What lines of the data hold the string "JSON"? Copy them all.

*Data about app and page elements*:
Segment Open
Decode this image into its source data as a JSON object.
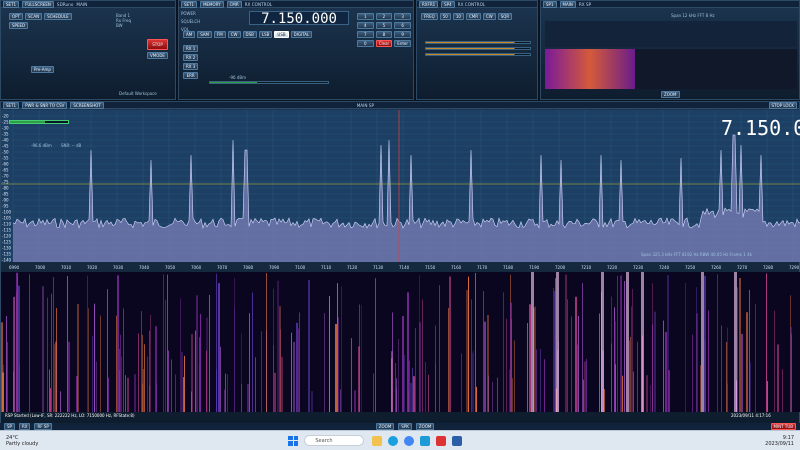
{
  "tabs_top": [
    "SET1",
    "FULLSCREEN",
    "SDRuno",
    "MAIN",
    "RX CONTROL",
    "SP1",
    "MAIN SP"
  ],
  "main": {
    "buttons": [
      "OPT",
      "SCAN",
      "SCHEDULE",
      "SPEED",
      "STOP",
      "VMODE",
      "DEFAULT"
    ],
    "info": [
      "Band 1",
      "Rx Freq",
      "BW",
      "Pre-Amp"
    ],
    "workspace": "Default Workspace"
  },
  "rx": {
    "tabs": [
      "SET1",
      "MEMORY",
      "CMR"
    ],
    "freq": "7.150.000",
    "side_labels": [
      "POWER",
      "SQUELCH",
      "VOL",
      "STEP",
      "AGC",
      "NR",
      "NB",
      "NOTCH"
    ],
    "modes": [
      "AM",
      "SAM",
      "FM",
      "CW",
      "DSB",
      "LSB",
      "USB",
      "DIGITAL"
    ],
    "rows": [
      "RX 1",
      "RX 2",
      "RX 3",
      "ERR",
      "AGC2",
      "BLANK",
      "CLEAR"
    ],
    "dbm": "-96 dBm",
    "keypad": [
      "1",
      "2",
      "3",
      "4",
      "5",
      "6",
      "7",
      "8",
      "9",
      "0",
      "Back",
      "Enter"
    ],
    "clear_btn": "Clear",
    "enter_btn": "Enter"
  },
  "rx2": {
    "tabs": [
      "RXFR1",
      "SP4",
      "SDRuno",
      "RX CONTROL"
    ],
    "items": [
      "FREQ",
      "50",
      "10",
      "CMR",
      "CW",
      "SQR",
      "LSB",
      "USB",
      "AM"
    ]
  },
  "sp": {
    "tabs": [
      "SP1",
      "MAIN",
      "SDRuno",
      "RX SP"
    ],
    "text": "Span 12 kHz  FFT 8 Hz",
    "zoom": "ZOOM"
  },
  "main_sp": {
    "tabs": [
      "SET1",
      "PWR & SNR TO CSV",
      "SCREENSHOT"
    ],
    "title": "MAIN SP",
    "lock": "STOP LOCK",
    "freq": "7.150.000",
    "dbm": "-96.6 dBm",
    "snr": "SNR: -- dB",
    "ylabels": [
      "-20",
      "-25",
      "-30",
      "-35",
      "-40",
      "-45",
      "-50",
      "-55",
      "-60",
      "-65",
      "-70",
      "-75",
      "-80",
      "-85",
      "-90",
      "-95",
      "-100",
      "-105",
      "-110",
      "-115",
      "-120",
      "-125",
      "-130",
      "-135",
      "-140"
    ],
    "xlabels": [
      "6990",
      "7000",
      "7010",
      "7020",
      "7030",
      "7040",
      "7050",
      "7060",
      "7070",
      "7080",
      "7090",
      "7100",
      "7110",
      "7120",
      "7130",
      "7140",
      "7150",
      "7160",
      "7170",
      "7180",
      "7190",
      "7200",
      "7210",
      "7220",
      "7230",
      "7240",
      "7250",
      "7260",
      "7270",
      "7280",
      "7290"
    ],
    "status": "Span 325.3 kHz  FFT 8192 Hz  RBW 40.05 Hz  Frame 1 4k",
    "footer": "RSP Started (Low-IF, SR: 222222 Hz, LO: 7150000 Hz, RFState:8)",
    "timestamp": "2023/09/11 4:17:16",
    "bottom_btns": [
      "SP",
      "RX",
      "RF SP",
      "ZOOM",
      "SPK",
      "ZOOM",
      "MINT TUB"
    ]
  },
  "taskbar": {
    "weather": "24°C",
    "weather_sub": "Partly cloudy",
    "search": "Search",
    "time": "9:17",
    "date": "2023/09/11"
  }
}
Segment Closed
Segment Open
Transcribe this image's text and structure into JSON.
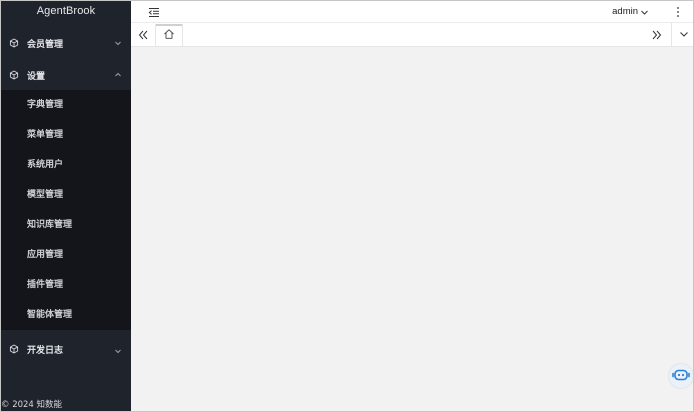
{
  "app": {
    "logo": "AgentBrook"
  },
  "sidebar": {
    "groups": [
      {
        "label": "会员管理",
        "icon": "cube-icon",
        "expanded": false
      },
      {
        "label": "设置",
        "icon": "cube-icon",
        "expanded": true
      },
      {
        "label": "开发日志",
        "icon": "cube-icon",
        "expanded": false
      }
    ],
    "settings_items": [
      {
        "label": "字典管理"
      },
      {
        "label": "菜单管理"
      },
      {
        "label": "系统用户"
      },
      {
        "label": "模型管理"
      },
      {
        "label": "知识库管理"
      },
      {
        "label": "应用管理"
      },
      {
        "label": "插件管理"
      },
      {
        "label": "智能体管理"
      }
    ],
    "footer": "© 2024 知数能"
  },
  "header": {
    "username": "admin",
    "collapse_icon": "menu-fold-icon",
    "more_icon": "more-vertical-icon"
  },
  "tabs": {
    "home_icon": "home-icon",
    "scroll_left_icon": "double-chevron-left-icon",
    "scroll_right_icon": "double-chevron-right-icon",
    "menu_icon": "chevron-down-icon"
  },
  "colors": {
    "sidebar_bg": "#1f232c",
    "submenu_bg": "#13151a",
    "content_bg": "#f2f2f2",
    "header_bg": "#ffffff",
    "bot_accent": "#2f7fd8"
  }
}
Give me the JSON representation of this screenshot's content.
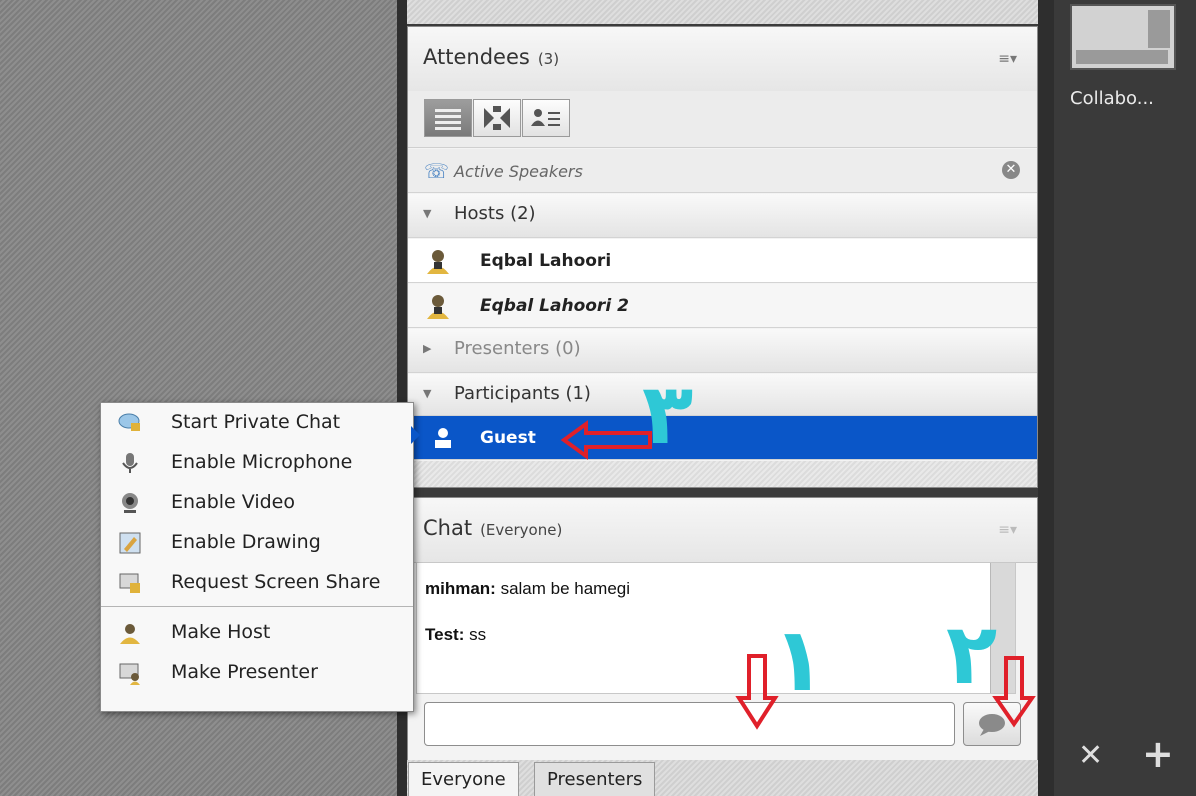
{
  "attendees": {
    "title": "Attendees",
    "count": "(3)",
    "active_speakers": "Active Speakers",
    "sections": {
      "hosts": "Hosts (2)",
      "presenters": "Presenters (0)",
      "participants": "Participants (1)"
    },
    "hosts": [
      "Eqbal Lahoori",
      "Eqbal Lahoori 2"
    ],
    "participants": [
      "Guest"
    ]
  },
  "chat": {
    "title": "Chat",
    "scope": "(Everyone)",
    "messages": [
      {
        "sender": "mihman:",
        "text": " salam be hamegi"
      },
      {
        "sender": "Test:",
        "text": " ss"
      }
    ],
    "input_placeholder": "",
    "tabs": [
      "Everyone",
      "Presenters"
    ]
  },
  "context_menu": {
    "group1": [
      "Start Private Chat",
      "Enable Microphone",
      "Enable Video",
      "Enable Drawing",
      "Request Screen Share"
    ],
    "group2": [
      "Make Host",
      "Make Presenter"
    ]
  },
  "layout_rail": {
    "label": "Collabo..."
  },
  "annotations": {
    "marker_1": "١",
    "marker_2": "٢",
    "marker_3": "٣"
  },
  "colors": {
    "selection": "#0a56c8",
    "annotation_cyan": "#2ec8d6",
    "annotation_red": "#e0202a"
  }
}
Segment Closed
*Reply*:
Decode this image into its source data as a JSON object.
Transcribe this image's text and structure into JSON.
Give me the JSON representation of this screenshot's content.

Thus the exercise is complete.